Revized Trizbort Map

Z-machine_trizbort_alpha
Erwin Genstein, creator of the mapping program Trizbort saved the day!  Now that my Windows machine passed away I had no ability to run Trizbort so he ran it himself on The Z-Machine Matter game and sent me the map output.  Thanks!  Much appreciated.  I'll put a Dennis Wheatley in the post to you.  I've included the map in the latest update to the manual which I'll be submitting along with my game to IntroComp shortly.  


Mock Z-Machine Ad

Z-Machine-ad

I created a mock print ad for The Z-Machine Matter some months back.  I tried to capture the style of Infocom's old magazine ads. Yes, yes, I really should be finishing up the Alpha.  Or at least working on a better map.  But it was kind of fun.

Also for any testers who requested Alpha access but have not yet sent feedback.  Please, please, please do me a favor and send me your SCRIPT transcript.  I will be eternally grateful.  


Trizbort map?

Map3

A while back, I created a map for The Z-Machine Matter, shown above.  It was just a simple 2D mockup for my own planning purposes using some piece of free software that I've since lost.  I thought I could get something better with Trizbort on Windows but for some reason it doesn't do anything.  And today, the power supply on my 10 year old Windows XP machine blew up (loud crackle, bang and smoke!) so I'm not going to get Trizbort working any time soon. (Luckily all my development is on a more recent MacBook, and yes, I do make backups regularly.)

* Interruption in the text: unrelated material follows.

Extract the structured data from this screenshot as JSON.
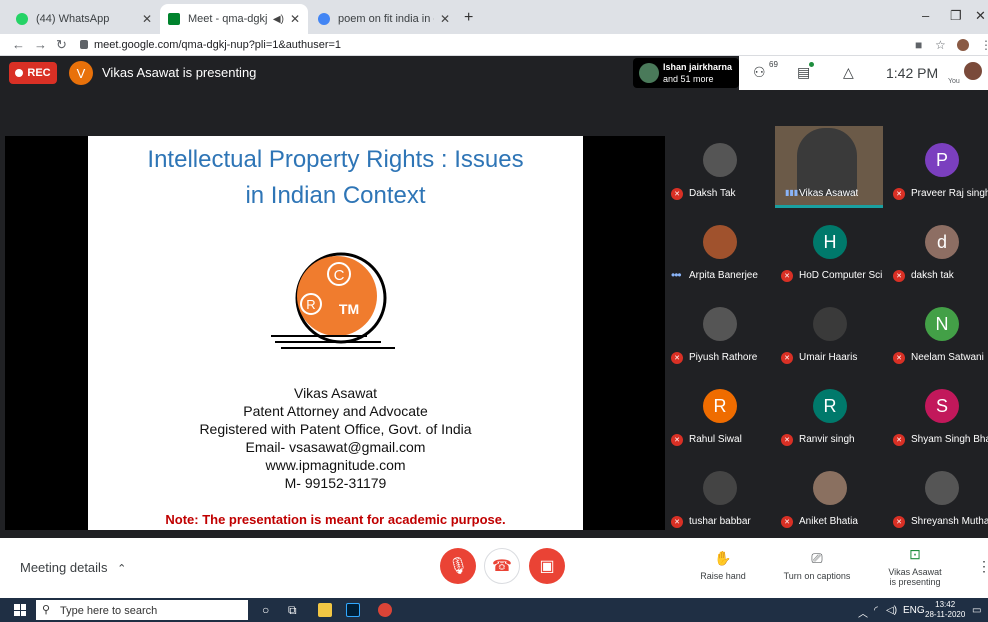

So if any alpha testers have been successful with Trizbort, feel free to run a transcript from The Z-Machine Matter through it and send me the results as an image file or PDF.  Or for anyone who's a Trizbort pro, I'm happy to send you a transcript of The Z-Machine Matter and see if anything interesting happens.

For now, I've just put the nasty photo of the printout with handwritten corrections into a revised version of the manual.  And of course, there's another revision to the Alpha game that incorporates some more feedback from testers.  Thanks guys!


iPad Frotz 1.5.3 and an Updated Alpha Game

Z-machine-iphone

Craig Smith has issued an updated version of Frotz 1.5.3 for the iPhone and iPad that fixes a number of bugs. Not only does this eliminate some previous instability in Glulx games but most importantly it restores functionality to open games sent as email attachments.  

Craig, thank you!  My Alpha testers salute you!

There is a new version of The Z-Machine Matter alpha now available that includes some significant improvements.  Thanks to all those who have sent me their SCRIPT transcripts.  (And if you haven't there's still time.  But please download the latest version.  Contact me via email.)